They were losing elders to pornography and they changed the rules to accommodate them.
They were losing pioneers as times got tougher and they just kept getting reduced hours so they could stay under WT's thumbs.
Thats an interesting thought as well... i was thinking that once a brother or sister commits what the org calls a "sin" and then is "forgiven" it inspires more loyalty as they have been shown "mercy". Its kind of sick when you think about it. Convince them they did something wrong and then "forgive" them, all leading to more devotion to the one who "forgave", the organization. I found this that goes down that same line of thought:
As a foundation for authoritarian control
Yoga teachers Joel Kramer and Diana Alstad analyse the use of unconditional love and the associated concept of forgiveness as a foundation for authoritarian control.  They survey a number of religions worldwide and conclude that the imperative of forgiveness is often used by leaders to perpetrate cycles of ongoing abuse. They state that "to forgive without requiring the other to change is not only self-destructive, but ensures a dysfunctional relationship will remain so by continually rewarding mistreatment."
For instance, one Christian sect, the Anabaptists, take Christian imperatives to forgive particularly seriously, interpret them literally and apply them rigorously inside their closed churches. As such, they are a case where one can assess the effects of applying religious-based forgiveness in all situations, 'no matter what'. Not surprisingly, they have a well-deserved reputation for being gentle people but, inside their communities, rigorously obeying (Christian) religious imperatives to forgive, 'no matter what', has been reported to cause effects similar to what Kramer and Alstad theorize in their abstract analysis. Kramer and Alstad also point out similar dynamics operating in Eastern 'Oneness' religions in their wide-ranging analysis of the religious roots of authoritarian control.

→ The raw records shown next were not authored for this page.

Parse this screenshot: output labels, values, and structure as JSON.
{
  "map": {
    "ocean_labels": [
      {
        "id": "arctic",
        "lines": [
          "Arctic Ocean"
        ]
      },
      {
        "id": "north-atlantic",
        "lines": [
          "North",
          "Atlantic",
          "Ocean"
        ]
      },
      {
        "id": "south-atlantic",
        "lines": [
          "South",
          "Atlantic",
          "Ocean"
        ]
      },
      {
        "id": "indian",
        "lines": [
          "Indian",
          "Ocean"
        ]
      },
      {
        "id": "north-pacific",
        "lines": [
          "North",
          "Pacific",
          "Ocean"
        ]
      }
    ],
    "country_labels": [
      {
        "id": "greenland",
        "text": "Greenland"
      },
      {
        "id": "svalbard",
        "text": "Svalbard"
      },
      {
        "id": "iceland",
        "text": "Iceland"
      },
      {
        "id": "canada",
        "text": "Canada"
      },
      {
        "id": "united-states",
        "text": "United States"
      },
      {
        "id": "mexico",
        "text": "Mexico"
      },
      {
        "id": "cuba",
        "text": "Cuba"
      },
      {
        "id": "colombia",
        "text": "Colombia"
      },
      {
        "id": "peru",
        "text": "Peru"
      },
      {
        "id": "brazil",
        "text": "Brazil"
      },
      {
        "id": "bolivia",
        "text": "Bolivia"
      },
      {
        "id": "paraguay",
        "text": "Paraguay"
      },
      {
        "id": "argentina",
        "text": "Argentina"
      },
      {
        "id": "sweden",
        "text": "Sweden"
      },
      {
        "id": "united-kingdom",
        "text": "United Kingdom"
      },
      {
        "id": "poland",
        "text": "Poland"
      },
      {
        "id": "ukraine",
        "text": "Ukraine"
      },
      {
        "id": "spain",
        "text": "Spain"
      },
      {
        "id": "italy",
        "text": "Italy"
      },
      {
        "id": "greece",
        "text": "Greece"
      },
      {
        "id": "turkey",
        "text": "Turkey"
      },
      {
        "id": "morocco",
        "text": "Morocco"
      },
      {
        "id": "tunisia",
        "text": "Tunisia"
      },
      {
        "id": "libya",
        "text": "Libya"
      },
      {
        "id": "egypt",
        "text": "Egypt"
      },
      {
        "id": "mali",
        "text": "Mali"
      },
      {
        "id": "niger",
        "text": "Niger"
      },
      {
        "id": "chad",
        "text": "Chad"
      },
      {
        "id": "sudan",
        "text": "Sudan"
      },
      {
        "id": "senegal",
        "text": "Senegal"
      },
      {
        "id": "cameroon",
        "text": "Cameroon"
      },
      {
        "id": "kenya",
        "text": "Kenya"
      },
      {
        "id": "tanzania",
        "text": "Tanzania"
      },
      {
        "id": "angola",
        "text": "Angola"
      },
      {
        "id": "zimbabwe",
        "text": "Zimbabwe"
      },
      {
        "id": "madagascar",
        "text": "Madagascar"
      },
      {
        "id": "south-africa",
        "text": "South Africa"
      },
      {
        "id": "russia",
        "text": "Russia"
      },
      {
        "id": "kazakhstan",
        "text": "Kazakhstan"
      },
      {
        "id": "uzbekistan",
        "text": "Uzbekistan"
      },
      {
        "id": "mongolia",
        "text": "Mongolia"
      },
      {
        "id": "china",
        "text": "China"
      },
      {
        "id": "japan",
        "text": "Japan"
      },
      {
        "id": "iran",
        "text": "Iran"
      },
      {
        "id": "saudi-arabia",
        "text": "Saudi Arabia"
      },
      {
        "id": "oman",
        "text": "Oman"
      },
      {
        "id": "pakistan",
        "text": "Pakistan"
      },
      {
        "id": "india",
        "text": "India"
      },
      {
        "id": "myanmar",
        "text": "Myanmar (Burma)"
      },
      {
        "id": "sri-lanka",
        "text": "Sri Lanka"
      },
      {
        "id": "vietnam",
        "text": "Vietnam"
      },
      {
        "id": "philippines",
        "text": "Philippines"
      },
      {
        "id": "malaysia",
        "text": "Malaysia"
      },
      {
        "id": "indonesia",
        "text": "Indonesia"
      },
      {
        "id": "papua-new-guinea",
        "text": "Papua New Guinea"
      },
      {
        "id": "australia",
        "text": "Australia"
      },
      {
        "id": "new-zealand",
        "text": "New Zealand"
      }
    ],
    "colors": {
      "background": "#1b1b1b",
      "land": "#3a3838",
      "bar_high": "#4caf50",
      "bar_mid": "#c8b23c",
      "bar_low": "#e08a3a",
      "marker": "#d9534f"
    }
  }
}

Kramer and Alstad assert that of faith-based ideals of forgiveness, while appearing selfless, contain implicit selfish aspects. They state that "when forgiving contains a moral component, there is moral superiority in the act itself that can allow one to feel virtuous". They ask: "As long as one is judging the other lacking, how much letting go can there be?" They note that "Where the virtue in 'moralistic foregiving' lies is also complicated by the fact that it is often unclear who benefits more from it, the one doing the forgiving or the one being forgiven." Not surprisingly, they note "that for many people, forgiving is an area of confusion intellectually."